Haym for the London stage, was set to music by Handel in 1725. It immediately
proved a resounding success, also thanks to a cast including soprano Francesca
Cuzzoni in the title role, the legendary Senesino as Bertarido, and some of the
best singers available in the side-roles: tenor Francesco Borosini, bass
Giuseppe Maria Boschi, and alto castrato Andrea Pacini.
Franco Fagioli as Bertarido [Photo by Laera]
The present staging in Martina Franca, a festival traditionally claiming to
“authentic” performing practice, plunged the romanticized
18th-century music drama back into the darkest Middle Ages, or into a
“Middle Ages next-to-come”, as phrased by director Rosetta Cucchi.
At least visually, through the combination of muddy and disheveled landscapes
with costumes (by Claudia Pernigotti) featuring leather, rags, metal
decorations, and heavy-duty boots. Entertaining enough, but how much
“authentic” is questionable, if only one checks Senesino’s
portrait as Bertarido in the flamboyant livery of a Hungarian haiduk,
as painted by John Vanderbank in 1725. At the most, this is
Regietheater that dare not speak its name, a compromise likely to
dissatisfy modernists and authenticists alike.
The show’s musical side was far more convincing, with the Swiss
conductor Diego Fasolis succeeding to elicit from the festival orchestra
— equipped with modern instruments plus harpsichord, theorbo and Baroque
flute — a sound that was both luscious and historically informed. Within
an evenly balanced company, the Argentinean alto Franco Fagioli (Bertarido)

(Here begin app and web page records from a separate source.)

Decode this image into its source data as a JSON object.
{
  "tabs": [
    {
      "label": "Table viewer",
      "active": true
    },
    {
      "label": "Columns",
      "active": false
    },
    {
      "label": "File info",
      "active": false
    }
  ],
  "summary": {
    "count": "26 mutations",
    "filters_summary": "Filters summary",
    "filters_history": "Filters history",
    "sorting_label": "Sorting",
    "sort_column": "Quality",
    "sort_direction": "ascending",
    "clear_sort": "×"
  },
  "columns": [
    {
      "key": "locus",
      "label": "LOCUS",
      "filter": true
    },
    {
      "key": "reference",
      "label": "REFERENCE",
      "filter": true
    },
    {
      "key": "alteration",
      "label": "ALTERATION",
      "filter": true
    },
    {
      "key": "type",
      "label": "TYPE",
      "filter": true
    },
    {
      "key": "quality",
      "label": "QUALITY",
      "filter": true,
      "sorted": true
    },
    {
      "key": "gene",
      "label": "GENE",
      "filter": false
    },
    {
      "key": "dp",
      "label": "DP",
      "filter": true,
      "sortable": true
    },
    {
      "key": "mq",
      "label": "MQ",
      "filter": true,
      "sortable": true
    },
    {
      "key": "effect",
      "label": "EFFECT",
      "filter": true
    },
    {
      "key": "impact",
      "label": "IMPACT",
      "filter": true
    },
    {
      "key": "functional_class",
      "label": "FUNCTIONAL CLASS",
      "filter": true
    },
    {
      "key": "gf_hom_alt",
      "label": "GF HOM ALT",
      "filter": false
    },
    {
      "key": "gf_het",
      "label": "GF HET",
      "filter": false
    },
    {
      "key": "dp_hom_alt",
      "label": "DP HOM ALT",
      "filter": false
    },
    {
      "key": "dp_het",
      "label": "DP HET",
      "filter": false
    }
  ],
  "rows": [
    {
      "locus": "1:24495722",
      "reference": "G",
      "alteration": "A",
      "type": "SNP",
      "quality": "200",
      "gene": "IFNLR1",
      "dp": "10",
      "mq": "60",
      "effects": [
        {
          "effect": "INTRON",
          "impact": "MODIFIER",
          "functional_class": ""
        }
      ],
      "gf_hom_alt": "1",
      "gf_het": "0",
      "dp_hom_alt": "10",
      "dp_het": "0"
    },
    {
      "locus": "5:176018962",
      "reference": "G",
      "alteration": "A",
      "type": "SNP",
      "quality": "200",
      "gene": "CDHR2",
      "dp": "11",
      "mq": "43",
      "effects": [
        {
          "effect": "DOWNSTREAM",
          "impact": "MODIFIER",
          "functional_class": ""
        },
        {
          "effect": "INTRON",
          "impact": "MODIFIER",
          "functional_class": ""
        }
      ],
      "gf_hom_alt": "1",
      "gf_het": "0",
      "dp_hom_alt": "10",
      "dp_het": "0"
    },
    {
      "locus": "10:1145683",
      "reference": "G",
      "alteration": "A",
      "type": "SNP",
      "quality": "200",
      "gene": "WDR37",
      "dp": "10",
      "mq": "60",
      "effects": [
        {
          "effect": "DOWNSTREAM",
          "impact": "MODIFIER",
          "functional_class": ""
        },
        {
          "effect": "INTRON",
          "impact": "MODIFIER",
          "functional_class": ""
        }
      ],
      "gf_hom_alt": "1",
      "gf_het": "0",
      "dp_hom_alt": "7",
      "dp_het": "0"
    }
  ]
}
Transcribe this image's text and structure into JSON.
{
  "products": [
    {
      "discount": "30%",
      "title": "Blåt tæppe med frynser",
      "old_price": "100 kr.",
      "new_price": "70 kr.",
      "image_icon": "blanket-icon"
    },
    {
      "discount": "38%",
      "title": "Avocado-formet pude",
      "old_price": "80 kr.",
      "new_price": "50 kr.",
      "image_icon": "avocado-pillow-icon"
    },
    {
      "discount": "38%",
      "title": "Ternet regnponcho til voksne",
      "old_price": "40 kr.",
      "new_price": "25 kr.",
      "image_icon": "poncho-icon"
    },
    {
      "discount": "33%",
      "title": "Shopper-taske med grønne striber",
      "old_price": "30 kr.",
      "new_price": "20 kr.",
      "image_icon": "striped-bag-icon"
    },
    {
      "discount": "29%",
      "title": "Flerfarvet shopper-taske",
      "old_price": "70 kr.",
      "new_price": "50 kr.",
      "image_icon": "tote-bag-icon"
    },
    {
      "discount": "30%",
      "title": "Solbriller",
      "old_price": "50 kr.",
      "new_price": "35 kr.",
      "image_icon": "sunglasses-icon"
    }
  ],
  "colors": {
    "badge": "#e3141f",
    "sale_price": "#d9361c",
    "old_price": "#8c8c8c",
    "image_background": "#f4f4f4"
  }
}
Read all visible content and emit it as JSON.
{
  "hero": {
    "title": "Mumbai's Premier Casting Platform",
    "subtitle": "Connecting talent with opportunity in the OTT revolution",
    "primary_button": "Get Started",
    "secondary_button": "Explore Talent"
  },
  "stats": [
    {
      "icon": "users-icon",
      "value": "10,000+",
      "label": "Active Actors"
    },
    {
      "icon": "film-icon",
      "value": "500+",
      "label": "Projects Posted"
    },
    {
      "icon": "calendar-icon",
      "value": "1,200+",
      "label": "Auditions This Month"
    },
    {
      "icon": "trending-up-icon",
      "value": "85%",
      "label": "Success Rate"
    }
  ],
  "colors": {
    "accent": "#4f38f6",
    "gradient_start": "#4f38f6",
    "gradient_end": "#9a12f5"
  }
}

towered for projection, agility, seamless transition between registers,
unfailing musicianship. His manly color and stage charisma may set a new
standard among countertenors. As Rodelinda, mezzo Sonia Ganassi tended to
underact throughout and suffered some strain in the upper register. For her
convenience, a couple of high pitches were transposed an octave lower, and her
whole climactic aria “Ombre, piante” was set in G minor instead of
the original B minor. Nevertheless, she sang with an elegant restraint hitherto
unnoticed in her main repertoire, stretching from Rossini and Donizetti to
Her sister-in-fiction Eduige (the established Baroque specialist Marina De
Liso) outplayed her as to style awareness, consistently unfolding hot
temperament and fanciful coloratura. On the contrary, both the villain
Grimoaldo (Paolo Fanale) and the arch-villain Garibaldo (Gezim Myshketa) were
absolute beginners in the field of early opera, yet delivered their fast runs
and stalking utterances pretty nicely. A further pleasant surprise was the male
alto Antonio Giovannini, who lent the loyal Unulfo mellow color, tasteful
da capos and lots of acting stamina, particularly in the alternative
E-minor version of “Sono i colpi della sorte” after the Hallische
To many affectionate Handelians, the opportunity to hear this and some more
passages restored to the composer’s final intentions was a novelty. Yet
the claim of a “world premiere in Andrew V. Jones’ critical
edition” is mere pressroom hype. The actual premiere with HHA material
before official publication was in Glyndebourne 1998, followed by the Göttingen
Händel-Festspiele in 2000 and sundry houses worldwide. Anyway, the new artistic
manager in Martina Franca, Mr. Alberto Triola, can rightfully boast for
bringing to attention a dramatic masterpiece which, despite its Italian
subject, was hitherto neglected by the major opera theaters in Italy.